Top 5 reasons to visit Fraser Island

Fri, 04/10/2019 - 2:43pm
Read Time: 4.1 mins

While the Gold Coast and Sunshine Coast draw the majority of visitors, a more remote Queensland highlight – yet arguably one of the most beautiful – is Fraser Island. This World Heritage-listed paradise is the largest sand island in the world and is known for its diverse wildlife, pristine lakes and miles of untouched coastline.

Driving on the sand roads of Fraser Island. Photo: Getty

Take a 4WD tour

The only way to truly see Fraser Island is by taking to it in a 4WD vehicle, ideally with an experienced guide behind the wheel. Driving on Fraser Island is not for the faint-hearted; the roads are exclusively sand, and they’re always bumpy and at times treacherous – hold on tight and be prepared to hit your head on the roof a few times. Being driven around Fraser Island is a thrill in itself, and that’s not even mentioning the spectacular views out the window. Each tour is different, but most include plenty of time at Lake McKenzie and 75 Mile Beach, two of Fraser Island’s most famous attractions.

If you decide to drive yourself, make sure you’re experienced in off-roading and driving on sand.

Bathers at Lake McKenzie, Fraser Island. Photo: Getty

Swim in Lake McKenzie

The words ‘powdery sand’ and ‘crystal-clear water’ might as well be permanently paired with a photograph of Lake Mckenzie. This inland lake, filled solely by rainwater, really is that gorgeous. Due to its high acidity, purity (yas, water really can be ‘too pure’) and location at 100 metres above sea level, the lake is inhospitable to both animal and plant life, leaving the water perfectly clear. The pure silica sand which surrounds the lake is so fine it can polish metal; you’ll see visitors rubbing their jewellery with the sand, or rubbing it on their skin as an exfoliant. Lake McKenzie, known as Boorangoora in the local language, is sacred to both Aboriginal people and those that call the island home. Respecting the water purity as a traveller is essential: this means no moisturisers or sunblocks should be worn in the water, and as you’ll be reminded, definitely no urinating either.

A dingo surveys the beach, Fraser Island. Photo: Tourism Australia

Wildlife galore

The numerous ecosystems of Fraser Island are home to an abundance of wildlife, including 79 species of reptiles, 354 species of birds and 19 species of mammals, including wallabies, possums and sugar gliders. As you cruise along the beach in your 4WD vehicle, keep an eye out for the dingoes who frequent the coastal areas, normally in search of food. Picnic areas are the best for spotting lizards: if you’re lucky you might see a goanna or monitor lizard sunning themselves on a tree branch. While you are unlikely to see them, thank goodness, there are also more than a dozen snake species on the island, including the King Brown, Coastal Taipan and the unfortunately named Death Adder. If ocean life is more your thing, visit between July and November for the chance to see migrating humpback whales.

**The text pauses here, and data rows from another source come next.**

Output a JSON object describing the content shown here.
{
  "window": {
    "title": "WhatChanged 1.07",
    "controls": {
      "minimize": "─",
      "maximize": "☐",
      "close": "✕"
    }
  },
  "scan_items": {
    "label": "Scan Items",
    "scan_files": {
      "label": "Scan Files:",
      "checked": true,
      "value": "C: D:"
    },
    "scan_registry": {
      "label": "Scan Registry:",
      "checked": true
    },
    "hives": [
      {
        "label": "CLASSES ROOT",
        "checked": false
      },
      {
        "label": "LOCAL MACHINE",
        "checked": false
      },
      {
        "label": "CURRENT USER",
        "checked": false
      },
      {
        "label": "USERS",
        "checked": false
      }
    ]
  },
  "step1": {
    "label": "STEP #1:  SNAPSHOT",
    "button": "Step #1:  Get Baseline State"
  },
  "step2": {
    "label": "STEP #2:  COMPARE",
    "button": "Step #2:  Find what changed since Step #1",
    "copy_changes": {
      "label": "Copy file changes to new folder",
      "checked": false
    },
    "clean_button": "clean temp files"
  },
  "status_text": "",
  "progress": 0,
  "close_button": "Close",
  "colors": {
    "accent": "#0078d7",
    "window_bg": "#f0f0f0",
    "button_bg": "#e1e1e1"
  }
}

The view from Indian Head. Photo: Getty

75 Mile Beach

There is a magical moment on any 4WD tour of Fraser Island when the truck emerges from the inland forest and the magnificent 75 Mile Beach opens up before you. Running along the entirety of the island’s east coast, this beach is regularly voted one of the best coastal drives in the world. Along with its pristine sand stretching as far as the eye can see, one of the big draws of 75 Mile Beach is the remains of the SS Maheno which became shipwrecked in 1935 when it was being towed to Japan for scrap metal. The rusty shipwreck juxtaposes beautifully with the natural sand and surf, making an incredible backdrop for photographs. Another 75 Mile Beach highlight is Indian Head, a rocky outcrop offering superb views of the beach and ocean beyond.

The Champagne Pools on Fraser Island’s east coast. Photo: Getty

Drink champagne at the Champagne Pools

Ok, this one might be a touch misleading – you technically can’t drink champagne in the Champagne Pools, but one can certainly drink champagne after a dip in the pools, and many tour operators provide this service at the nearby beach. A series of circular coastal pools formed from volcanic rock, the Champagne Pools get their name from the waves that come crashing over the edge, giving the appearance of effervescence and creating a natural spa bath. The ocean on the east coast of Fraser Island is known for being treacherous; its strong surf, numerous rips and popularity with stingrays and sharks means open-water swimming is not recommended. The Champagne Pools are an alternative that’s tranquil, safe and a lot of fun – and that’s certainly worth raising a glass to.

Chloe Milne

Chloe Milne is a Kiwi currently based in Melbourne. She's lived in New York, London & Hong Kong and spent extended periods in Europe and Canada. She writes about facing her fears and chasing her travel dreams at